Two researchers — Johannes Kopf from Microsoft, and Dani Lischinski from The Hebrew University — have successfully created an algorithm that depixelizes and upscales low-resolution 8-bit “pixel art” into lush vector graphics. The algorithm identifies pixel-level details to accurately shade the new image — but more importantly, the algorithm can create smooth, curved contour lines from only-connected-on-the-diagonal single pixels. Look at the Super Mario World dolphin below, and compare it to the original source sprite below that: the results speak for themselves.
To achieve such beautiful images, the researchers use a complex blend of pixel analysis and spline curves. These approaches in specific, and vectorization of bitmaps in general, are nothing new — Adobe Illustrator does it quite well — but in this case, because the researchers were only working with 8-bit pixel art, they could create a very specialized algorithm. First and foremost, they can assume that every pixel is important: early 8-bit sprites were all masterfully hand-crafted by artists, so it’s safe to assume that every pixel is significant. If a pixel is all alone in a sea of another color, it’s an important feature, not an anomaly. Then the algorithm works out which pixels are connected to each other — in a 2×2 checkerboard pattern, should the diagonals form a line, or not? Finally, these pixel cells (groups) are re-shaped, smoothed with spline curves, and then rendered as edges or shaded areas.
For a better idea of just how accurate their algorithm is, you should look at the other (nearly all Nintendo-related) samples in the Depixelizing Pixel Art research paper. The algorithm isn’t always successful, though — and the paper includes a hilarious version of the “Doom face” to illustrate its shortcomings. The other problem is that the Depixelizing Pixel Art approach always smooths images, even when an object shouldn’t necessarily be smooth. For example, are Space Invaders really meant to be cute and round? Maybe, in the creator’s eye, they had long, angular, razor-sharp mandibles and straight-out antennae!
While the researchers’ conclusion admits that the algorithm is computationally complex, some optimization could eventually lead to emulator that can upscale our our favorite retro games in real time. It’s unlikely — and purists are no doubt nervously tugging at their beards at the thought — but Nintendo could also license the technology for its next-generation console!
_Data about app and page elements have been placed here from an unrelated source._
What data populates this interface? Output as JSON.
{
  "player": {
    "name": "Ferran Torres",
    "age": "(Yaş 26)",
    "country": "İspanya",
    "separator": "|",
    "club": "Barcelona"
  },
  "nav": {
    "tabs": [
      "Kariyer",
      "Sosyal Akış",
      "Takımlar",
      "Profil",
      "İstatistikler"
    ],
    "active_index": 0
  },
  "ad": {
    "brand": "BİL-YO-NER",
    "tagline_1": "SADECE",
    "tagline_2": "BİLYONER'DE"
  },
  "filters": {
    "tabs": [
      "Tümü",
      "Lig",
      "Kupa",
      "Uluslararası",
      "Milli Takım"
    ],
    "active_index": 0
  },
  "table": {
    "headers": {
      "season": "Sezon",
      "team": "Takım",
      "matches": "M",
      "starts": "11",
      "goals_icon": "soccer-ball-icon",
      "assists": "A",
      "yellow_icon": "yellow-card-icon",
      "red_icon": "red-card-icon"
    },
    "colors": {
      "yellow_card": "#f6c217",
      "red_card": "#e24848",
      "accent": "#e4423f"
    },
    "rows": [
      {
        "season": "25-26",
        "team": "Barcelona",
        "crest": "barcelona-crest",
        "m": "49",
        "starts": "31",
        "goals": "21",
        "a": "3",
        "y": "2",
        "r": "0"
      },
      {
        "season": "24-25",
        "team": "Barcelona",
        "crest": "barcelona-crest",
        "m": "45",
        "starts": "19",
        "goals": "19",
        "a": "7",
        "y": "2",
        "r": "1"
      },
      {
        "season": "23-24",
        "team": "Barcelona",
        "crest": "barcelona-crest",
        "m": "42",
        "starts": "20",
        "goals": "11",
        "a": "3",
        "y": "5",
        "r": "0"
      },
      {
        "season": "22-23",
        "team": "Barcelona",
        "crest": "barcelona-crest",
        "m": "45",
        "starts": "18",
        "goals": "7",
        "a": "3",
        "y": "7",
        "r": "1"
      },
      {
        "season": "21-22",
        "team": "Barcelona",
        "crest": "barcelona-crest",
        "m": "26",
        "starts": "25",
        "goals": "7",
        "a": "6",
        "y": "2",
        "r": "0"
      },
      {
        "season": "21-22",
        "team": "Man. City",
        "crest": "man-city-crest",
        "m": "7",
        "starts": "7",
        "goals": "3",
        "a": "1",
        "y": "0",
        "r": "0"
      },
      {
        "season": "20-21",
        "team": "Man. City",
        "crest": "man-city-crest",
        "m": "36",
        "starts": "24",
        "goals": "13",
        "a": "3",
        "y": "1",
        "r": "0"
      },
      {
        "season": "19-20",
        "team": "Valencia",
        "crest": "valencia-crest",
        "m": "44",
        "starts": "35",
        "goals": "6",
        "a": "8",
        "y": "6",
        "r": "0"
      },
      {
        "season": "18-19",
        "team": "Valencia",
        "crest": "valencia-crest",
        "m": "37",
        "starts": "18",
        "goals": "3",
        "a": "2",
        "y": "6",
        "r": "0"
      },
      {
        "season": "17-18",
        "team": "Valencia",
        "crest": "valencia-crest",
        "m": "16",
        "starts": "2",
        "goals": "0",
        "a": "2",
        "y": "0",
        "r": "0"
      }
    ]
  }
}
At long last, we might be able to play Super Mario Bros. on a big screen without stretching our beloved plumber’s pixels to breaking point.